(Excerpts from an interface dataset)
▼▼▼
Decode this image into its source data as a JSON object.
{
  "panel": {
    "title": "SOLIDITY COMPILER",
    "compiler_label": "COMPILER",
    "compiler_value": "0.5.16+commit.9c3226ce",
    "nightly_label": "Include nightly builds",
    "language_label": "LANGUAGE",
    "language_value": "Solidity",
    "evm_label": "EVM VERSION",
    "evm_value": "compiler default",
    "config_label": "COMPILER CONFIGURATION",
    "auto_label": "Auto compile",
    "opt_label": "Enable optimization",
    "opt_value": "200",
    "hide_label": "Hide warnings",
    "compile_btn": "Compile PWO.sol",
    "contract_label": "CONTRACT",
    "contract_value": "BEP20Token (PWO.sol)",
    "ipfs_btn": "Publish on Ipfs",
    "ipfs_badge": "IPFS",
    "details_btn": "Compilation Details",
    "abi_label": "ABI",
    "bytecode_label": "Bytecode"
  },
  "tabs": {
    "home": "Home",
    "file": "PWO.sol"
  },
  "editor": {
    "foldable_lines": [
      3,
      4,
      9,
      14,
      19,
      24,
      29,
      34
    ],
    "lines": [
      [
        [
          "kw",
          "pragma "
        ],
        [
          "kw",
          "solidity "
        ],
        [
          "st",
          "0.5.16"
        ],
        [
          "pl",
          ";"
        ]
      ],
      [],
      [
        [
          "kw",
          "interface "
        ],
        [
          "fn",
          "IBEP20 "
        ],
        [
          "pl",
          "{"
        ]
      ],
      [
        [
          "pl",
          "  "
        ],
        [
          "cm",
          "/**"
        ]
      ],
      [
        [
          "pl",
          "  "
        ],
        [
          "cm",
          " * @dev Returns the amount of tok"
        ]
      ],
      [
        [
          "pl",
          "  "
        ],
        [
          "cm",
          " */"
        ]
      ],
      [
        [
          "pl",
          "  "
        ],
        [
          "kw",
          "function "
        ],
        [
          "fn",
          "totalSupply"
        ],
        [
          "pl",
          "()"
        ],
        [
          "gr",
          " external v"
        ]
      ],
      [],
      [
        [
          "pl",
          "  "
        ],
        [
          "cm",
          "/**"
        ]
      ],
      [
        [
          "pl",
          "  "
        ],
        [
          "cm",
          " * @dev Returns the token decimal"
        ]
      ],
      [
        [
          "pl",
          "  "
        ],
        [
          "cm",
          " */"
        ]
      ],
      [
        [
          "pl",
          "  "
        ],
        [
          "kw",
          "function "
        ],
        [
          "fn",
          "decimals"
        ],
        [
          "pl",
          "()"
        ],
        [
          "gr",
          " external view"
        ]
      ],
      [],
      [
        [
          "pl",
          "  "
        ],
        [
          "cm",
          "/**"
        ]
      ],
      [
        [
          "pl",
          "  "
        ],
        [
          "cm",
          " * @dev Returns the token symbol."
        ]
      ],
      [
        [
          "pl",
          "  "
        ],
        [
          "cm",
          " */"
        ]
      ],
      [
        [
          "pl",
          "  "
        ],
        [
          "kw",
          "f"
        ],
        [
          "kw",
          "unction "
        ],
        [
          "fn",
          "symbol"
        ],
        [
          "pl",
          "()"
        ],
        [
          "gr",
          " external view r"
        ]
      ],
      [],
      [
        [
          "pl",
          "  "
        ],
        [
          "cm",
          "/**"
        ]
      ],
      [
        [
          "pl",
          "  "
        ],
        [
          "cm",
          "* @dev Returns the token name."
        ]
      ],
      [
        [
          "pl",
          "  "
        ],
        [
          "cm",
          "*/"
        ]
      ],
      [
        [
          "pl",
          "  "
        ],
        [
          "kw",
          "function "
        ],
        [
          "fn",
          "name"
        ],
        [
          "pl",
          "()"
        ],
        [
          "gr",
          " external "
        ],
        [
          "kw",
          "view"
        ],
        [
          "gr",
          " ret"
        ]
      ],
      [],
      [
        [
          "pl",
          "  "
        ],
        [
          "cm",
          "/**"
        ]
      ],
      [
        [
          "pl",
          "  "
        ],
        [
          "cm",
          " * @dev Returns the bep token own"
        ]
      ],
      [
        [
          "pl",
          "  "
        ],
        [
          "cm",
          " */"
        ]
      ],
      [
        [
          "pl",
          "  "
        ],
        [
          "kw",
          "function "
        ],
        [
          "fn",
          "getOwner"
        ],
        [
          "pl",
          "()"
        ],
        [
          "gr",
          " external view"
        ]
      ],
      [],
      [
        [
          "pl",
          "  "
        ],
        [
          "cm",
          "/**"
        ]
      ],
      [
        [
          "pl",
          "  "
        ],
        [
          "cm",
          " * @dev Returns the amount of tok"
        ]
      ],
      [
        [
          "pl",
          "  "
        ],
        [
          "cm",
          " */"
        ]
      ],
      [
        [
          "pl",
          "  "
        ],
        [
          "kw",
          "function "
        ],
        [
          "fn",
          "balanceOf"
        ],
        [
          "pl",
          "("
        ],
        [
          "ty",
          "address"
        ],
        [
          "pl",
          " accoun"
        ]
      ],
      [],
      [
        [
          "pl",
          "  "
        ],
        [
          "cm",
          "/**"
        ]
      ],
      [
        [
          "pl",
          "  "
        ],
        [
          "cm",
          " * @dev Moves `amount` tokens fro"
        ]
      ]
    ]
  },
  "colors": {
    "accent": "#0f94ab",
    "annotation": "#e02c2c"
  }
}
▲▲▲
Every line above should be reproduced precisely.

Decode this image into its source data as a JSON object.
{
  "panel": {
    "title": "SOLIDITY COMPILER",
    "compiler_label": "COMPILER",
    "compiler_value": "0.5.16+commit.9c3226ce",
    "nightly_label": "Include nightly builds",
    "language_label": "LANGUAGE",
    "language_value": "Solidity",
    "evm_label": "EVM VERSION",
    "evm_value": "compiler default",
    "config_label": "COMPILER CONFIGURATION",
    "auto_label": "Auto compile",
    "opt_label": "Enable optimization",
    "opt_value": "200",
    "hide_label": "Hide warnings",
    "compile_btn": "Compile PWO.sol",
    "contract_label": "CONTRACT",
    "contract_value": "BEP20Token (PWO.sol)",
    "ipfs_btn": "Publish on Ipfs",
    "ipfs_badge": "IPFS",
    "details_btn": "Compilation Details",
    "abi_label": "ABI",
    "bytecode_label": "Bytecode"
  },
  "tabs": {
    "home": "Home",
    "file": "PWO.sol"
  },
  "editor": {
    "foldable_lines": [
      3,
      4,
      9,
      14,
      19,
      24,
      29,
      34
    ],
    "lines": [
      [
        [
          "kw",
          "pragma "
        ],
        [
          "kw",
          "solidity "
        ],
        [
          "st",
          "0.5.16"
        ],
        [
          "pl",
          ";"
        ]
      ],
      [],
      [
        [
          "kw",
          "interface "
        ],
        [
          "fn",
          "IBEP20 "
        ],
        [
          "pl",
          "{"
        ]
      ],
      [
        [
          "pl",
          "  "
        ],
        [
          "cm",
          "/**"
        ]
      ],
      [
        [
          "pl",
          "  "
        ],
        [
          "cm",
          " * @dev Returns the amount of tok"
        ]
      ],
      [
        [
          "pl",
          "  "
        ],
        [
          "cm",
          " */"
        ]
      ],
      [
        [
          "pl",
          "  "
        ],
        [
          "kw",
          "function "
        ],
        [
          "fn",
          "totalSupply"
        ],
        [
          "pl",
          "()"
        ],
        [
          "gr",
          " external v"
        ]
      ],
      [],
      [
        [
          "pl",
          "  "
        ],
        [
          "cm",
          "/**"
        ]
      ],
      [
        [
          "pl",
          "  "
        ],
        [
          "cm",
          " * @dev Returns the token decimal"
        ]
      ],
      [
        [
          "pl",
          "  "
        ],
        [
          "cm",
          " */"
        ]
      ],
      [
        [
          "pl",
          "  "
        ],
        [
          "kw",
          "function "
        ],
        [
          "fn",
          "decimals"
        ],
        [
          "pl",
          "()"
        ],
        [
          "gr",
          " external view"
        ]
      ],
      [],
      [
        [
          "pl",
          "  "
        ],
        [
          "cm",
          "/**"
        ]
      ],
      [
        [
          "pl",
          "  "
        ],
        [
          "cm",
          " * @dev Returns the token symbol."
        ]
      ],
      [
        [
          "pl",
          "  "
        ],
        [
          "cm",
          " */"
        ]
      ],
      [
        [
          "pl",
          "  "
        ],
        [
          "kw",
          "f"
        ],
        [
          "kw",
          "unction "
        ],
        [
          "fn",
          "symbol"
        ],
        [
          "pl",
          "()"
        ],
        [
          "gr",
          " external view r"
        ]
      ],
      [],
      [
        [
          "pl",
          "  "
        ],
        [
          "cm",
          "/**"
        ]
      ],
      [
        [
          "pl",
          "  "
        ],
        [
          "cm",
          "* @dev Returns the token name."
        ]
      ],
      [
        [
          "pl",
          "  "
        ],
        [
          "cm",
          "*/"
        ]
      ],
      [
        [
          "pl",
          "  "
        ],
        [
          "kw",
          "function "
        ],
        [
          "fn",
          "name"
        ],
        [
          "pl",
          "()"
        ],
        [
          "gr",
          " external "
        ],
        [
          "kw",
          "view"
        ],
        [
          "gr",
          " ret"
        ]
      ],
      [],
      [
        [
          "pl",
          "  "
        ],
        [
          "cm",
          "/**"
        ]
      ],
      [
        [
          "pl",
          "  "
        ],
        [
          "cm",
          " * @dev Returns the bep token own"
        ]
      ],
      [
        [
          "pl",
          "  "
        ],
        [
          "cm",
          " */"
        ]
      ],
      [
        [
          "pl",
          "  "
        ],
        [
          "kw",
          "function "
        ],
        [
          "fn",
          "getOwner"
        ],
        [
          "pl",
          "()"
        ],
        [
          "gr",
          " external view"
        ]
      ],
      [],
      [
        [
          "pl",
          "  "
        ],
        [
          "cm",
          "/**"
        ]
      ],
      [
        [
          "pl",
          "  "
        ],
        [
          "cm",
          " * @dev Returns the amount of tok"
        ]
      ],
      [
        [
          "pl",
          "  "
        ],
        [
          "cm",
          " */"
        ]
      ],
      [
        [
          "pl",
          "  "
        ],
        [
          "kw",
          "function "
        ],
        [
          "fn",
          "balanceOf"
        ],
        [
          "pl",
          "("
        ],
        [
          "ty",
          "address"
        ],
        [
          "pl",
          " accoun"
        ]
      ],
      [],
      [
        [
          "pl",
          "  "
        ],
        [
          "cm",
          "/**"
        ]
      ],
      [
        [
          "pl",
          "  "
        ],
        [
          "cm",
          " * @dev Moves `amount` tokens fro"
        ]
      ]
    ]
  },
  "colors": {
    "accent": "#0f94ab",
    "annotation": "#e02c2c"
  }
}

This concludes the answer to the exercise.